Ribosome biogenesis is a major consumer of the cell's energy resources, and its regulation is therefore of particular importance in the context of cell growth control. Growth-controlling transcription of RP genes involves PKA-dependent regulation of the transcription factor RAP1 (34). Depletion of cAMP or nutrient starvation leads to repression of RP mRNA levels. However, it has also been proposed that nutrient availability may induce the expression of RP genes by a mechanism independent of the RAS/cAMP pathway (44). We found that activation of the RAS/cAMP pathway prevents the down-regulation of ribosome biogenesis (RP gene, rRNA and tRNA transcription) on TOR inhibition (Fig. (Fig.4).4). Also, we found that TOR-regulated ribosome biogenesis is independent of SIT4 (Fig. (Fig.4),4), in agreement with the recent report by Duvel et al. that TAP42 inactivation does not affect the expression of RP genes and their rapamycin-induced repression (17). Definition of the critical upstream nutrient signals and dissection of the transcriptional effectors involved in the TOR-mediated control of ribosome biogenesis should provide further insight into how TOR signals in conjunction with the RAS/cAMP pathway to regulate ribosome biogenesis and cell growth.
In summary, our results suggest that TOR, via different effector pathways, signals to different growth-related readouts.
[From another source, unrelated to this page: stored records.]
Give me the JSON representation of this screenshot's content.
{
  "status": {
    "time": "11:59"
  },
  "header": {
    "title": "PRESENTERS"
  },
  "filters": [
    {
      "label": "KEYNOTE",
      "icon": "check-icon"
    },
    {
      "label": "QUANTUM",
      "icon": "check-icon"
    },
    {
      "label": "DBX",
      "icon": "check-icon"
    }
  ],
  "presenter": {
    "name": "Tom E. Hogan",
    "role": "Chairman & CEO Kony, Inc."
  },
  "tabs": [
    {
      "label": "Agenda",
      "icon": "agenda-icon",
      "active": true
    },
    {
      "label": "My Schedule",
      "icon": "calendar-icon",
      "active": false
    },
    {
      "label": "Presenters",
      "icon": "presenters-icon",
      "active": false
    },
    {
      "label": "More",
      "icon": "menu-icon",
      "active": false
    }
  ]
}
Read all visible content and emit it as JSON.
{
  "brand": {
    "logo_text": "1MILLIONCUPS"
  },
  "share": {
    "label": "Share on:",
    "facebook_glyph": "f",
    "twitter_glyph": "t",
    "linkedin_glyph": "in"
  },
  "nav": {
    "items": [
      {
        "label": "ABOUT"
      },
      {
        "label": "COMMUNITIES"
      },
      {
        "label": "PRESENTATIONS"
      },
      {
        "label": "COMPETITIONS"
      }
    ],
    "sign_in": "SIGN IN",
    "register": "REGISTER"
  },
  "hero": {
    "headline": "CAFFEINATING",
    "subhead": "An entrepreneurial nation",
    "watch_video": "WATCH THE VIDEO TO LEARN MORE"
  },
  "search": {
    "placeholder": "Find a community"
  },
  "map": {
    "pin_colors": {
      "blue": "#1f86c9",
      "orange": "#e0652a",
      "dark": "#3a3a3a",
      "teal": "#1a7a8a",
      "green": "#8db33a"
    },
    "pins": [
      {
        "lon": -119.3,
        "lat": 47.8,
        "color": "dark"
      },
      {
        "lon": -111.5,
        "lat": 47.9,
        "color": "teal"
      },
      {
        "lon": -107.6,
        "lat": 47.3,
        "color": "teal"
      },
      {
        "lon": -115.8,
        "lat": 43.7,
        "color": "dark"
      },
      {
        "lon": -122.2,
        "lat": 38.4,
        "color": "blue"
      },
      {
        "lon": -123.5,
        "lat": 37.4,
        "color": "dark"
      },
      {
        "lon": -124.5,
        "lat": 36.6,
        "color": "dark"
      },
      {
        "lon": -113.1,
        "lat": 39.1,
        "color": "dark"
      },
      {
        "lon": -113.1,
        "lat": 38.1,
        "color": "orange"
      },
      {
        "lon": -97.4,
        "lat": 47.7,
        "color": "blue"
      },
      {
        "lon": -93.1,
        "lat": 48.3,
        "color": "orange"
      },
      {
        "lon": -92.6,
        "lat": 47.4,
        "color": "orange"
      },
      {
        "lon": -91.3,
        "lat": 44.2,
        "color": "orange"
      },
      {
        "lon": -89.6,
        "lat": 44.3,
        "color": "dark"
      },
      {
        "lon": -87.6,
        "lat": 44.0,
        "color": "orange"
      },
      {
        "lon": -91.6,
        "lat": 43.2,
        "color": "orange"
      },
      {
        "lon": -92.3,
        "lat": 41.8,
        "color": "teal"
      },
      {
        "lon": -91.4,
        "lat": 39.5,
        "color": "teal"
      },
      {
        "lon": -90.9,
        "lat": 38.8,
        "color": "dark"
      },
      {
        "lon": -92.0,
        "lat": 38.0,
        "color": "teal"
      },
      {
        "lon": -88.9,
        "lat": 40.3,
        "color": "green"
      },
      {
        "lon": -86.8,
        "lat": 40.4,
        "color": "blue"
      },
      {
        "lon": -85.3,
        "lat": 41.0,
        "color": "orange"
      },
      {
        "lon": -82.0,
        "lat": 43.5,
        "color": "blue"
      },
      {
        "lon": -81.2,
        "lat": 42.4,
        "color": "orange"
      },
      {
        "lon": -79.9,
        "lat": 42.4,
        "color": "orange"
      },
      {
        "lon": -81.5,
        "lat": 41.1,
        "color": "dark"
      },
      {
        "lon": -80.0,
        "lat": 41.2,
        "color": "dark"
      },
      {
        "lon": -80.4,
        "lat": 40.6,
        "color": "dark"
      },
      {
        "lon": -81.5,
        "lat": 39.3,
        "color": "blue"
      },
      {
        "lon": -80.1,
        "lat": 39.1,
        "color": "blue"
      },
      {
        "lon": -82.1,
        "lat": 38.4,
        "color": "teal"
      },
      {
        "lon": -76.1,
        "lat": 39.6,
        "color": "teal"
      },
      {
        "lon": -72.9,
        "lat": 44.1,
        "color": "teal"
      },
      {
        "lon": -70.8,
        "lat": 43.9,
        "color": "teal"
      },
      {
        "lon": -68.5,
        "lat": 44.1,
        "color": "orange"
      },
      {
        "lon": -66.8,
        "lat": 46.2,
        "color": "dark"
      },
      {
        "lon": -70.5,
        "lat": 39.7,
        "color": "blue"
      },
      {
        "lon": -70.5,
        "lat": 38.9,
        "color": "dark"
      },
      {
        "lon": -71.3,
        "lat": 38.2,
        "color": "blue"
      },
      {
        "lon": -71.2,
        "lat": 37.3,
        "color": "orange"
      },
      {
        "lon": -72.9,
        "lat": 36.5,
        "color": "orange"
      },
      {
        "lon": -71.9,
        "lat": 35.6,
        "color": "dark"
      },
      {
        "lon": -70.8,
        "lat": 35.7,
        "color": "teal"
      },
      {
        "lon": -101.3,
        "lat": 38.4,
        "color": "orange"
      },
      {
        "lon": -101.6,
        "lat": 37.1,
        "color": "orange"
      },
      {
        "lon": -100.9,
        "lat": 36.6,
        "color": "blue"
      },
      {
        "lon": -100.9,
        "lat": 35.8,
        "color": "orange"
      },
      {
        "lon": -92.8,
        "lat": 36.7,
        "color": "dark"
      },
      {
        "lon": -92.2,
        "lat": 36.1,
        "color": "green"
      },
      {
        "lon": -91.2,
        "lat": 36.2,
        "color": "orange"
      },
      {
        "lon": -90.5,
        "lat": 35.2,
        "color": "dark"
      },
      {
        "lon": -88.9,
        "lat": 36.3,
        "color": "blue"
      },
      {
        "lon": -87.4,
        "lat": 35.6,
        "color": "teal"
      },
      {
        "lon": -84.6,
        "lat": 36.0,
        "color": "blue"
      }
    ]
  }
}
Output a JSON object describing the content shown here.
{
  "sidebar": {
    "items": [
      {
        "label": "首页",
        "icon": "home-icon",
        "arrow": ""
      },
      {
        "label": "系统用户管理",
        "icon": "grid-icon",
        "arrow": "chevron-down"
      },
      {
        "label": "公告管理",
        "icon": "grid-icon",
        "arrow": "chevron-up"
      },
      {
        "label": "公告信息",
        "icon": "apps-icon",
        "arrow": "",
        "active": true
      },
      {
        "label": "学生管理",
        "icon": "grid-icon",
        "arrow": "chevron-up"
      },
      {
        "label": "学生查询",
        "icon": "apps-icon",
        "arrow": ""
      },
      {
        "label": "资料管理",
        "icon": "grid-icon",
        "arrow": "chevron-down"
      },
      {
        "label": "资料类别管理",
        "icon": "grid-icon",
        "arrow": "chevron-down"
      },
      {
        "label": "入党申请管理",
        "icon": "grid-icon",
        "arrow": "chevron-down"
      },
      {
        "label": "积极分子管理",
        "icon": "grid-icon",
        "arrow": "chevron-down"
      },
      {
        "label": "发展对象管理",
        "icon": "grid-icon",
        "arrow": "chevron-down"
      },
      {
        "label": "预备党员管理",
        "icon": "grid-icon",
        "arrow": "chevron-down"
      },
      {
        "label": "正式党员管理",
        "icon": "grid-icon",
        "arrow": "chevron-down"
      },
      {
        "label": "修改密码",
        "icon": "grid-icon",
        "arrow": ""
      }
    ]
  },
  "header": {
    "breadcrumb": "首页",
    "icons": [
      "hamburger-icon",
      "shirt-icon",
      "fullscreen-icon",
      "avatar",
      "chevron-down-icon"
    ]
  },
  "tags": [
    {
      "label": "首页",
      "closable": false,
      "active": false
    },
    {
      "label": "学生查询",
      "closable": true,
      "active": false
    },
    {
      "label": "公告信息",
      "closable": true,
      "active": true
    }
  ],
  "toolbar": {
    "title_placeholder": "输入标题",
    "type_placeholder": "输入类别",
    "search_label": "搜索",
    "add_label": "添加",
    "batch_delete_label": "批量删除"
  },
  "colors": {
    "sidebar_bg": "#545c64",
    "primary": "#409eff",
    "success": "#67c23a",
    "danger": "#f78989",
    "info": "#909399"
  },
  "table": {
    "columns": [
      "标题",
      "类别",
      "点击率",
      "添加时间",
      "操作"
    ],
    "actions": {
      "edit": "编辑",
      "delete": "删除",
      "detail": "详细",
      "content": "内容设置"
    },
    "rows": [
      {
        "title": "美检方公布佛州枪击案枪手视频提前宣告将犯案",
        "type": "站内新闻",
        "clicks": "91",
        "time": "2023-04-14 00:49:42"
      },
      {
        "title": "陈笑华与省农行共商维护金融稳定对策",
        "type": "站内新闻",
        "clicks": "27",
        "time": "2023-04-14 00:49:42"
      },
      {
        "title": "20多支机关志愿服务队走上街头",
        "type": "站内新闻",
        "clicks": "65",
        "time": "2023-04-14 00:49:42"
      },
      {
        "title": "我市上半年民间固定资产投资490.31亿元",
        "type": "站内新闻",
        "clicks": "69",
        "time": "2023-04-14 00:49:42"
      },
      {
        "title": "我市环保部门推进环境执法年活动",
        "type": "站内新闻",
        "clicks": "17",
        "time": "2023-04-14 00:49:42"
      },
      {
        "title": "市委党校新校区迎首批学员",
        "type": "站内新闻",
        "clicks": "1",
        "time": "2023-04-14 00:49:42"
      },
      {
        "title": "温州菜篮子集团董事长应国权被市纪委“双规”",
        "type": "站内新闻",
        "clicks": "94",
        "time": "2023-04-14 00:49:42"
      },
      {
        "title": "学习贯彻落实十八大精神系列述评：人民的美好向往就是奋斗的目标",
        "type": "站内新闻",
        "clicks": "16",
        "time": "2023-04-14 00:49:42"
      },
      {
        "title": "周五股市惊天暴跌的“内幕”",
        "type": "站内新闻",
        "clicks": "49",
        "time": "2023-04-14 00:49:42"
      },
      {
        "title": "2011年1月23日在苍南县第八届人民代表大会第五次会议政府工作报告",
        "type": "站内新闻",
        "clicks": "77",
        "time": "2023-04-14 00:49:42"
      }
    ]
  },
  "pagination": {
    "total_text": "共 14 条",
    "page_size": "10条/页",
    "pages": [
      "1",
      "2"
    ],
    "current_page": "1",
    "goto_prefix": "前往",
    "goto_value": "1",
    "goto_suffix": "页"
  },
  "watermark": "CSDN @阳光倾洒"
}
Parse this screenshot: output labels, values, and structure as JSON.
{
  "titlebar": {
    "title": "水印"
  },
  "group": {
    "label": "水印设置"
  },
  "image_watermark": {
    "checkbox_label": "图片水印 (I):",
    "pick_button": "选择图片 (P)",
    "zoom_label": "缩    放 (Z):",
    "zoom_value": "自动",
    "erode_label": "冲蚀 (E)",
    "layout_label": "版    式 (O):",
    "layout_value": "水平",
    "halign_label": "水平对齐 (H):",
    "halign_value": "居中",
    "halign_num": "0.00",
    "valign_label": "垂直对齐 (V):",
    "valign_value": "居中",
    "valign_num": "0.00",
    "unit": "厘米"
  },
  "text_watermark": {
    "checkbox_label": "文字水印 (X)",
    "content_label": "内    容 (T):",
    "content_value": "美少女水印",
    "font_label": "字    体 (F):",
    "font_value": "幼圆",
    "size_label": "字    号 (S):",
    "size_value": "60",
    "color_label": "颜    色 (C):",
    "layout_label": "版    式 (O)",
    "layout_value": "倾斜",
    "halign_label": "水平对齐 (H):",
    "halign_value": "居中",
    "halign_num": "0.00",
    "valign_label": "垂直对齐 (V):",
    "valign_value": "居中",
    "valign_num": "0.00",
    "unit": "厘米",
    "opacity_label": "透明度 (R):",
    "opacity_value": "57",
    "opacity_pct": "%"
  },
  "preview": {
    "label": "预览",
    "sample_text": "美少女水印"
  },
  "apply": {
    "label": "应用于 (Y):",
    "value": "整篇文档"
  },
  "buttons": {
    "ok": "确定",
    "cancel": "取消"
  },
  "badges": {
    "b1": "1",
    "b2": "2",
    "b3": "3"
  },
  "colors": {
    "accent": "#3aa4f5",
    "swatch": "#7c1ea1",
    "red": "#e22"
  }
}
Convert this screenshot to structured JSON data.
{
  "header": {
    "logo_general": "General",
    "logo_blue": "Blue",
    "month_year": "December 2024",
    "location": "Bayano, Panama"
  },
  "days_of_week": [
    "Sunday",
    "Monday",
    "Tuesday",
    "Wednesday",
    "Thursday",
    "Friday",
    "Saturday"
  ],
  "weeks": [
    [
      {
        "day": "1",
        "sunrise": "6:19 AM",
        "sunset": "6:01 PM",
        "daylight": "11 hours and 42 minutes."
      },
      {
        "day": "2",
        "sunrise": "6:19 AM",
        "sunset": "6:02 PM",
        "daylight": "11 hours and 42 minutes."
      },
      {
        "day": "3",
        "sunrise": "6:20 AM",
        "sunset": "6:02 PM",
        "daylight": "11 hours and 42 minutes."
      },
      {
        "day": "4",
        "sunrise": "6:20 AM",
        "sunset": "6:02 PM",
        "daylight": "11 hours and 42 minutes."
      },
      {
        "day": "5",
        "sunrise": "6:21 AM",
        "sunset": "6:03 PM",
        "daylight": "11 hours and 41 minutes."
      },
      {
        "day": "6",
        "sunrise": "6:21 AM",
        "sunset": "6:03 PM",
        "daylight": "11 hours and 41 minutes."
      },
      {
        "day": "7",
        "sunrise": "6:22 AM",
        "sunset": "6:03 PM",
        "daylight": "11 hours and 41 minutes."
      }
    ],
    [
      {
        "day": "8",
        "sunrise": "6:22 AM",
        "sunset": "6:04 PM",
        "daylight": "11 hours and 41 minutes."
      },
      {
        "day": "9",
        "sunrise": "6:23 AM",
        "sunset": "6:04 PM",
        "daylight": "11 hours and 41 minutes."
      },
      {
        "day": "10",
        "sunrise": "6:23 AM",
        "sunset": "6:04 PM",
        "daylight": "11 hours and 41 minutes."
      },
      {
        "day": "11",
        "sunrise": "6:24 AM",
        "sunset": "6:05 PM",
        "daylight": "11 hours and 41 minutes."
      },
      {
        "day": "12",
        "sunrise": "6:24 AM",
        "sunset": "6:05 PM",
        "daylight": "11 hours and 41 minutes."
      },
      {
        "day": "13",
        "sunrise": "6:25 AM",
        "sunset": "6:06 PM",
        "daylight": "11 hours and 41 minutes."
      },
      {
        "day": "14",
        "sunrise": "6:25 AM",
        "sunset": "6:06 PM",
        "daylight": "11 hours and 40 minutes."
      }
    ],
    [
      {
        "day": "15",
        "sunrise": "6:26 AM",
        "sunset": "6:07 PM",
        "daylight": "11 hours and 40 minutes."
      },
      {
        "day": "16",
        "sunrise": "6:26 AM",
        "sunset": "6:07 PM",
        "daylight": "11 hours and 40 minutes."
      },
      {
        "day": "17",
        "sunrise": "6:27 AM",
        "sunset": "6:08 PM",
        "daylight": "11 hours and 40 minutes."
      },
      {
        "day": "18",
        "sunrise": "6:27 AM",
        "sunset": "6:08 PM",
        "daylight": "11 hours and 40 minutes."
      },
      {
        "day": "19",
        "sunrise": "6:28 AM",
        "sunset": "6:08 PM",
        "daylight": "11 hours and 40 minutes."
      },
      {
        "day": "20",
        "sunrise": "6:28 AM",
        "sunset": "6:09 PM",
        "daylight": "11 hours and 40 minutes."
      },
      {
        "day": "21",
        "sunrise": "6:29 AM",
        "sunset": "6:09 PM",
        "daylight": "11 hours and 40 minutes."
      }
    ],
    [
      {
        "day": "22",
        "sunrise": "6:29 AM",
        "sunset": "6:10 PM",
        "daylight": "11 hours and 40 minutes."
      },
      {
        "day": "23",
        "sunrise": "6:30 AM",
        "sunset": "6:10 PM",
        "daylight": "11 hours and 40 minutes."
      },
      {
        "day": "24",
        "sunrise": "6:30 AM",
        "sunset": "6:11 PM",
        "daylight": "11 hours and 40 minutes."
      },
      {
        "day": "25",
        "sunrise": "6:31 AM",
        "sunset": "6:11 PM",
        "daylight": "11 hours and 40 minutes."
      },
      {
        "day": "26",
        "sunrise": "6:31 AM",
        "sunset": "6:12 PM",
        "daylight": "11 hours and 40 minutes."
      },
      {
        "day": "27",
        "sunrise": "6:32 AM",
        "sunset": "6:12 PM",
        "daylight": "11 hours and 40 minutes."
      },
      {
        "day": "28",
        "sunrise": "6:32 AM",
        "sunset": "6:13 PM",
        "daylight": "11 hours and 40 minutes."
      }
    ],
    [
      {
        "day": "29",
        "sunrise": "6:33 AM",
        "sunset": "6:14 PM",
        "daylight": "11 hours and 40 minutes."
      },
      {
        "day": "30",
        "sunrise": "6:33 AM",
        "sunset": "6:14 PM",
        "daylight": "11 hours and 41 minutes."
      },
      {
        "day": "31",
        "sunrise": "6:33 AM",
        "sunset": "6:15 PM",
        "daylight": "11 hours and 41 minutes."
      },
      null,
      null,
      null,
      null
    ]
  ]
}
Furthermore, our findings link the TOR and RAS/cAMP pathways, the two major nutrient-responsive, growth-controlling pathways in yeast. Elucidation of the precise nature of the relationship between these two pathways and the identification of linking components will provide further insight into how TOR and RAS/cAMP jointly contribute to the control of yeast cell growth.
We thank the André, Hirsch, Ohsumi, Riezman, Schüller, Thevelein, and Wigler laboratories for strains and plasmids; members of our laboratory, in particular José L. Crespo and Robbie Loewith, for helpful discussion; and Kelly Tatchell for comments on the manuscript.
This work was supported by grants from the Canton of Basel and the Swiss National Science Foundation to M.N.H.